Freelancing: Finding Work
For the first time in my career I’m now working as a full-time freelancer. Not having a staffed position is new to me and freelancing has a steep learning curve. But as I pick things up I’ll be sharing what I’ve learned in a series of blogs called Freelancing.
From offline to online, there are a number of ways to find work; and as a freelancer, nothing can be dis-counted. Here’s a quick rundown of how I’ve managed to stay busy.
Probably the most important resource for filmmakers, or any creatives, to finding more work is via the people you already know. You work with people, they like you and/or your work, they hire you again. Or even better than hiring you again, they refer you to other jobs. It’s that simple.
When work is slow, reach out to your network and see if anyone is shooting. If they don’t have any work for you at the moment, by reaching out to them, you’ve put your name on their radar for when work does come up. When I moved back to San Francisco from Chicago I was lucky enough to have already worked in the area before. By reaching out and telling people I was moving back my network instantly created job opportunities.
Often times your network includes people who aren’t necessarily in your field. As a filmmaker, these relationships are equally important. In today’s market, video is everywhere. If your network includes creatives from other fields they are able to use you as a resource for their work, which in turn gets you work. By nurturing relationships with other creatives you grow the pool from which work may find you.
This works especially well with designers. My girlfriend, Loretta, was designing a website and convinced the client that videos would help the site. When the client agreed, who did Loretta recommend? That’s right, J.J. Abrams. But he wasn’t available, so the work went to me. This helped her project, and got me a new one.

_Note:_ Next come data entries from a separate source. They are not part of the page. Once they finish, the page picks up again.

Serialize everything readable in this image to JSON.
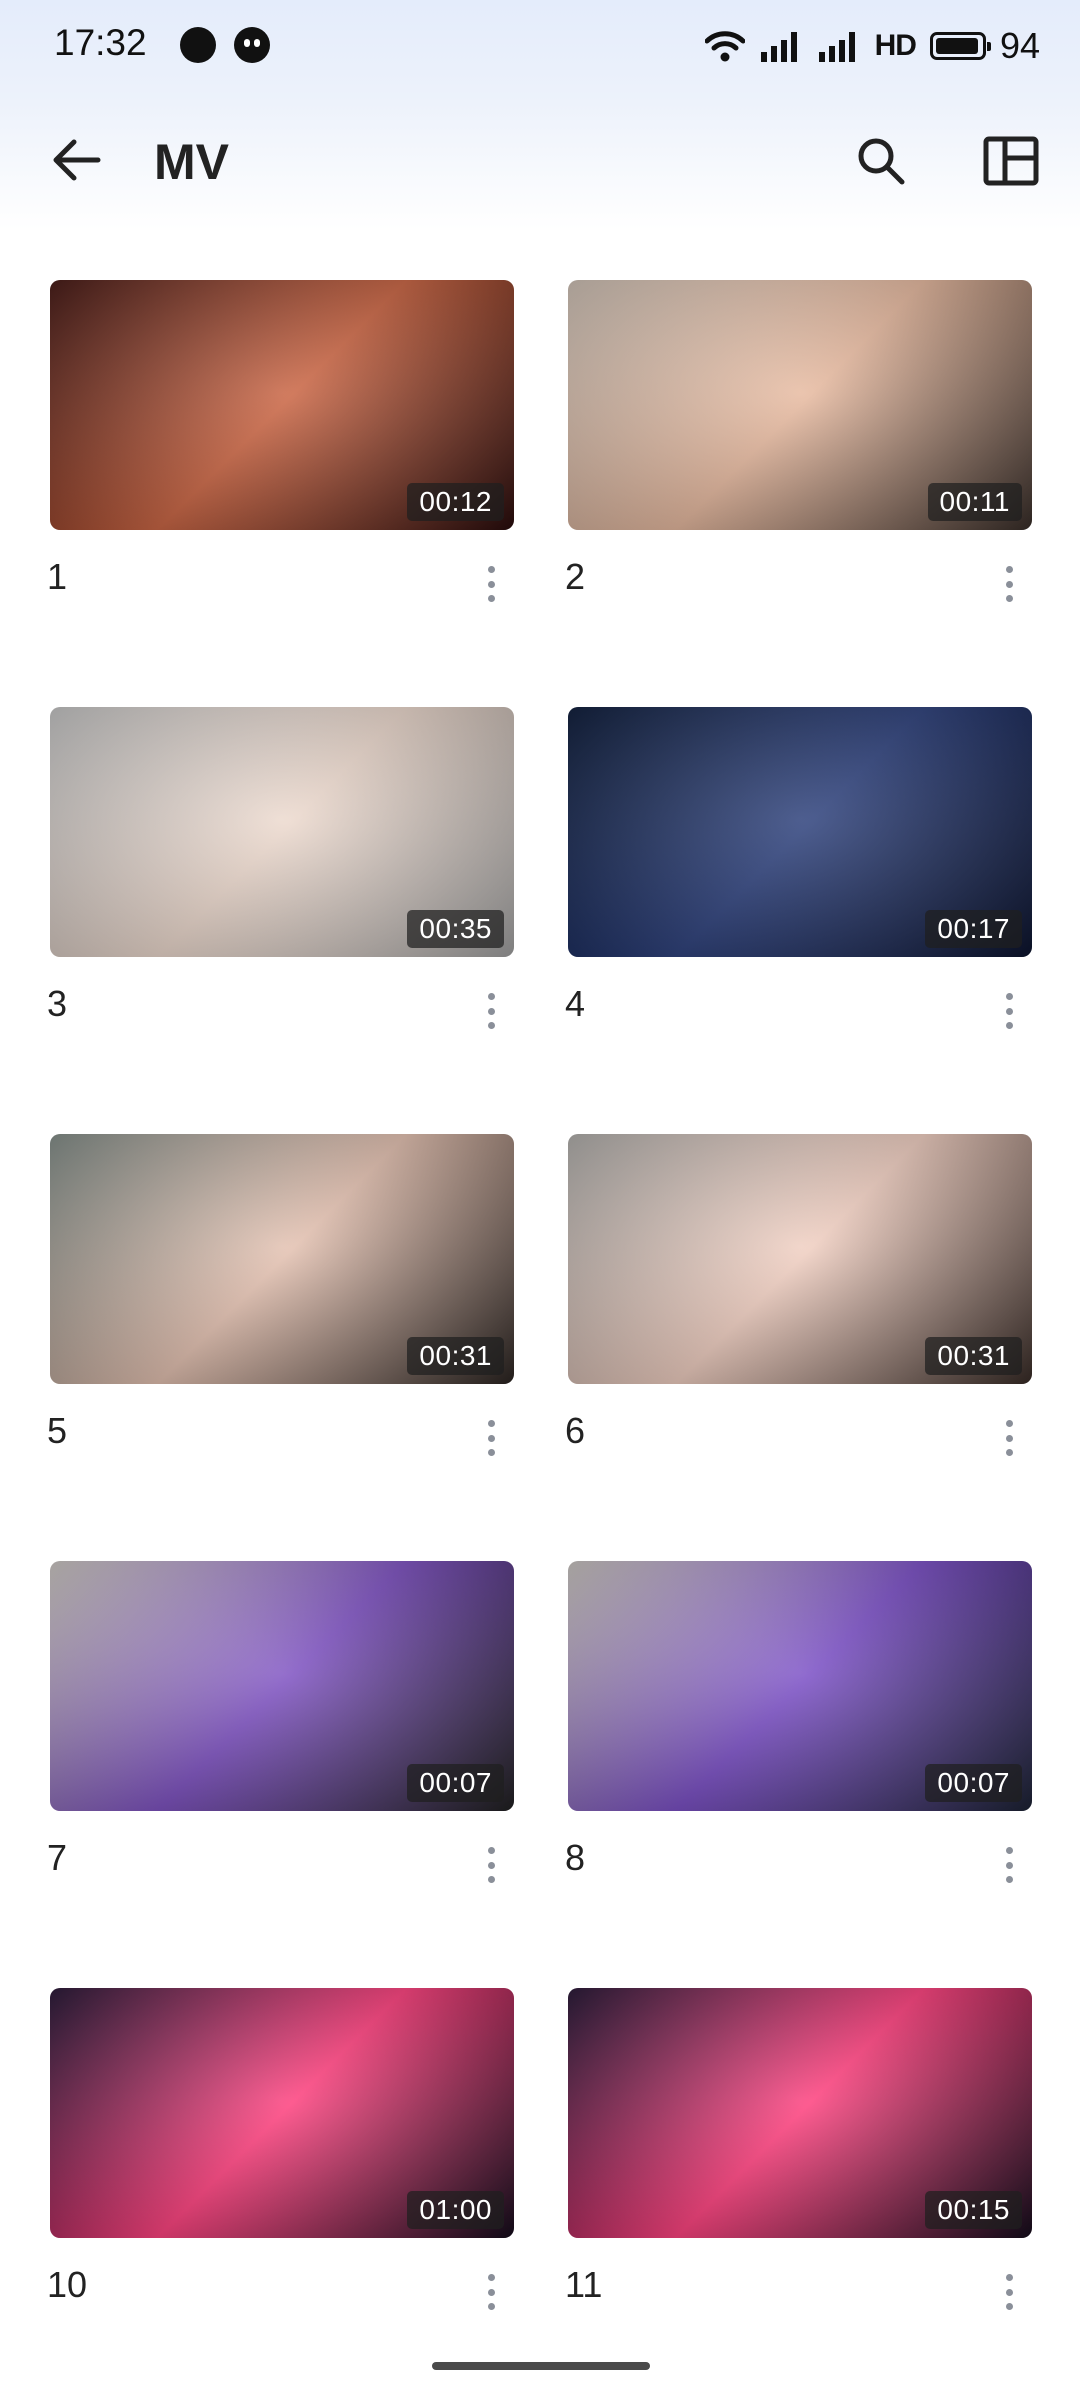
{
  "status_bar": {
    "time": "17:32",
    "network_badge": "HD",
    "battery_percent": "94",
    "icons": [
      "notification-icon",
      "chat-notification-icon",
      "wifi-icon",
      "signal-5g-icon",
      "signal-5g-icon",
      "battery-icon"
    ]
  },
  "app_bar": {
    "title": "MV",
    "back_icon": "arrow-left-icon",
    "search_icon": "search-icon",
    "layout_icon": "layout-toggle-icon"
  },
  "videos": [
    {
      "title": "1",
      "duration": "00:12",
      "thumb_colors": [
        "#4a1c18",
        "#c9603d",
        "#2a0c0c"
      ]
    },
    {
      "title": "2",
      "duration": "00:11",
      "thumb_colors": [
        "#d9cbbf",
        "#e6b79c",
        "#3a2f2a"
      ]
    },
    {
      "title": "3",
      "duration": "00:35",
      "thumb_colors": [
        "#cfcfcf",
        "#ecd8cc",
        "#a8a8a8"
      ]
    },
    {
      "title": "4",
      "duration": "00:17",
      "thumb_colors": [
        "#11203f",
        "#273b78",
        "#0d1530"
      ]
    },
    {
      "title": "5",
      "duration": "00:31",
      "thumb_colors": [
        "#8a9590",
        "#e3bfae",
        "#2c2522"
      ]
    },
    {
      "title": "6",
      "duration": "00:31",
      "thumb_colors": [
        "#b9b7b4",
        "#f0cdbf",
        "#3a2d28"
      ]
    },
    {
      "title": "7",
      "duration": "00:07",
      "thumb_colors": [
        "#d8d3ce",
        "#7a4cc0",
        "#222222"
      ]
    },
    {
      "title": "8",
      "duration": "00:07",
      "thumb_colors": [
        "#d5d0cb",
        "#7649c4",
        "#1d2436"
      ]
    },
    {
      "title": "10",
      "duration": "01:00",
      "thumb_colors": [
        "#2a1a3a",
        "#ff3a7a",
        "#140c1c"
      ]
    },
    {
      "title": "11",
      "duration": "00:15",
      "thumb_colors": [
        "#2a1a3a",
        "#ff3a7a",
        "#140c1c"
      ]
    }
  ],
  "more_icon": "more-vertical-icon"
}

Everything you do as a freelancer is a networking opportunity. And I mean EVERYTHING. I’ve already said that video is everywhere, and that means everyone needs video. To capitalize on every opportunity you find, do two things: be outgoing, and have business cards. Talk yourself up when the chance arises, then make sure you give whoever you’re talking to your contact information. You never know who, what, when, where, or how your next project will come to you.
A couple of months after moving back to SF, Loretta and I were walking our dog at a park and stumbled upon a doggy photo shoot. Their production manager asked if Zero would model for them, we said yes of course; and as they were taking picture of our pup, I talked to the photographer about myself. I gave him my card, and two weeks later I was working with him on set.
We live in a digital age. The internet has made communication on all fronts easier. There are a number of places you can go online as a filmmaker to find potential work. Just to name a few: Craigslist, StaffMeUp, Mandy, FilmAndTVPro, ProductionHub, MediaMatch. You can also check for local sites and production offices. In the SF area two awesome places to look are BAVC and the Reel Directory.
These online resources are easy to access and find work, but there are also a lot of pitfalls to using them: scam ads, ridiculous requests for unpaid work, a huge number of applicants; the list goes on. The key to making internet job boards a valuable resource is to understand that they can only be part of how you find work. Make sure you diversify where you’re looking for work.
Visibility is key, a great way to find work is to make sure people know you’re available. It can be as easy as drafting up an email and sending it to your contacts. Let them know what you’ve been working on and what you hope to work on in the future. This puts you in their mind as they start working on new projects.
I try to send out monthly email blasts with any new projects that have been completed and just some general news. On multiple occasions I’ve received calls and emails from producers says “I’m glad you contacted me, I’ve got a job for you.” Production coordinators tend to hire the same people over and over, so make sure they’re thinking about you when they’re looking for crew.
There’s been two big trends in what I’ve been suggesting: networking is key, and everything is digital. Social media, like Facebook and Twitter, are extremely handy in staying connected to your network and your industry. You can also keep yourself relevant by blogging (hint, hint, wink, wink) and making use of the tools available to you online.
However, this advice comes with a stipulation. If you don’t want to be inundated with people’s selfies and cat pictures, then keep it professional. I keep my twitter filled with folks from within the industry, and I try to only post industry related content. This keeps me relevant and has even garnered some job leads.
Work may be hard to find. But if you work at it, you can find plenty of opportunities. I’ve just outlined how I find jobs, but I’d love to hear how you all do it. Where do you look for jobs? What do you do to make sure the work comes in? Post in the comments so we can all steal your ideas!
Freelancing: Finding Work